Cause marketing—one of the fastest-growing retail marketing strategies in North America—enables jewelers to do well by doing good.

That was the advice of David Rocha, executive director of Jewelers for Children, the jewelry industry’s own charity, which has raised $30 million in the past 10 years to aid six children’s charities.
Rocha discussed “Cause Marketing: Maximize Your Charitable Giving Efforts,” on Thursday during The JCK Show Education Conference.

“Cause marketing,” Rocha explained, “is a commercial activity, a strategic position, and a marketing tool that links a retailer to a relevant social cause or charity for their mutual benefit.”
Doing so, Rocha told his audience of retailers, “helps your business evolve from just checkbook philanthropy into a good corporate citizen, which is important to your customers.”

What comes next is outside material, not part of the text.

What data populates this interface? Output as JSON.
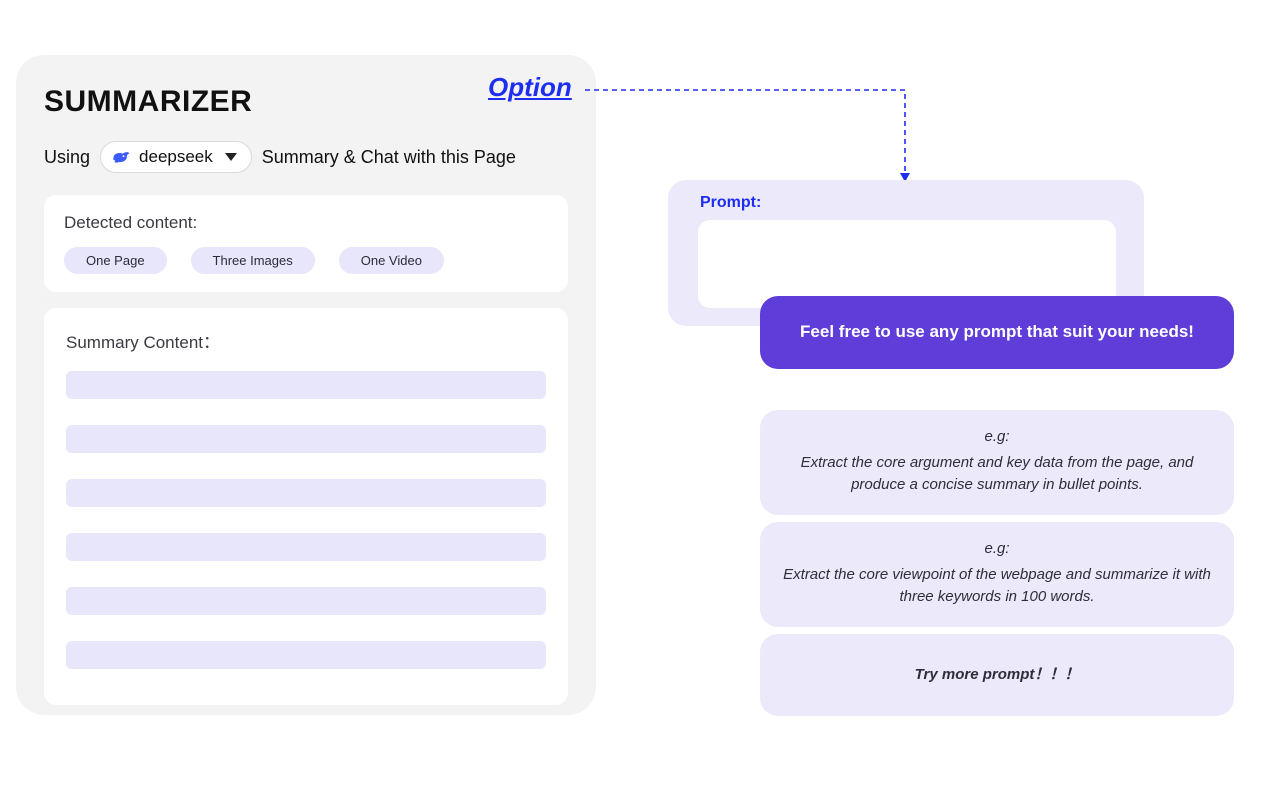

He noted that a new national survey found that 80 percent of Americans have a more positive image of companies that support a cause they care about. Two-thirds will likely switch to a retailer associated with a good cause, and more than half said they would pay more for a cause marketer’s products or services.
The survey also found that 87 percent of employees working for companies with cause marketing programs feel a strong sense of loyalty.

An important advantage of a cause-marketing program is that it “differentiates your business, in a positive way, from other local jewelers and competitors and provides an edge that delivers other tangible benefits,” said Rocha. Those benefits include increased sales, increased visibility and standing in the community, increased customer and employee loyalty, and positive media coverage.

Rocha advised jewelers who want to develop a cause-marketing strategy to identify causes that fit their business; that are supported by their customers, community, and employees; and that involve employees in the planning and decision processes. “For maximum benefit, partner with both well-known local charities and high-profile national charities,” he advised. To check on which national charities are worthy of support, he suggested that jewelers go to, which rates them based on IRS information.

Tactical approaches to cause marketing, said Rocha, include market promotions, licensing/charity product promotions (which foster awareness and donations), and transaction promotions. Examples of market promotions include displaying a canister or charity signage or having store employees wear charity lapel pins. Licensing/charity product promotions include selling a charity’s or your own products with the charity’s name, image, or logo. Transaction promotions include encouraging purchases with a promised donation to a charity of a percentage of a sale or profits.

Opportunities for community involvement and cause marketing are abundant, Rocha said. They include, but aren’t limited to, donating merchandise to local fund raisers, sponsoring an event, sponsoring a Little League team, advertising on a local charity’s Web site, and volunteering the store (both the jeweler and staff) for local events such as charity auctions or walks.

“Cause marketing open doors to increased sales,” said Rocha. “It can build strong customer relationships and employee dedication and forge lasting community relationships. Most important, cause marketing helps make the world, and your store, a better place to be.”

Follow JCK on Instagram: @jckmagazine
Follow JCK on Twitter: @jckmagazine
Follow JCK on Facebook: @jckmagazine